Life itself has been stressful with [child]. He's gone to a special school now, thought it would improve his behaviour but he keeps slipping back into his little habits. He has good days and bad days at the school. They haven't excluded him like the other school did, so he's doing all right. It's full-time education. He seems to be enjoying it but he does have his outbursts. I'm trying to see now what's the root of his outbursts. Trying to see if there's something triggering it. So, I've kept [child] off E numbers for about over a year now because of his behaviour, because he was hyperactive, he wouldn't keep still. He still can't keep still but he seems to be, not a lot calmer, but less bouncy everywhere, do you know what I mean?

Banging off doors, sort of thing…he does what he wants to do. He won't sit down to do his work, he won't do this, he won't do that, he just wants to do what he wants to do.

(Permanent carer for study child: age eight interview) (Boy: outlier case)

One of the key concerns raised by the families of children with severe emotional and behavioural difficulties was that adequate support to help them overcome their difficulties as well as help for their parents and carers to cope with them on a day to day basis was not forthcoming. These children were extremely vulnerable and the behaviour they displayed was highly disturbed. They could well require extensive support throughout the rest of their childhood if they were to overcome the consequences of their adversity.

Conclusion

The high prevalence of emotional and behavioural problems amongst this sample of very vulnerable children, and their increasing severity, are matters of some concern. The
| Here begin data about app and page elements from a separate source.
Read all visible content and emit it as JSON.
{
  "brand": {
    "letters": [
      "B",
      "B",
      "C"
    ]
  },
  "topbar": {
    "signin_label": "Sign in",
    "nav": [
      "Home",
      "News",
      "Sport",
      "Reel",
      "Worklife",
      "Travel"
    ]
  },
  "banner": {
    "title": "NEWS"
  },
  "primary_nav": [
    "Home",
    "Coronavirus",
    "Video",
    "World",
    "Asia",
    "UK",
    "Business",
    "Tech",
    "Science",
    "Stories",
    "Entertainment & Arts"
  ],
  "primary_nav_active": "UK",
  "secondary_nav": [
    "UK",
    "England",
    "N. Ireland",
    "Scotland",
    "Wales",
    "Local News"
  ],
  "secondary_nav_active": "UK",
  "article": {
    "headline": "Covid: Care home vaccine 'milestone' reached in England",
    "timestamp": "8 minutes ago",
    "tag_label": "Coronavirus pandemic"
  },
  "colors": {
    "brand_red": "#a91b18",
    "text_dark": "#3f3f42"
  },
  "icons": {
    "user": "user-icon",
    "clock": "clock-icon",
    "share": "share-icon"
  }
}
The high prevalence of emotional and behavioural problems amongst this sample of very vulnerable children, and their increasing severity, are matters of some concern. The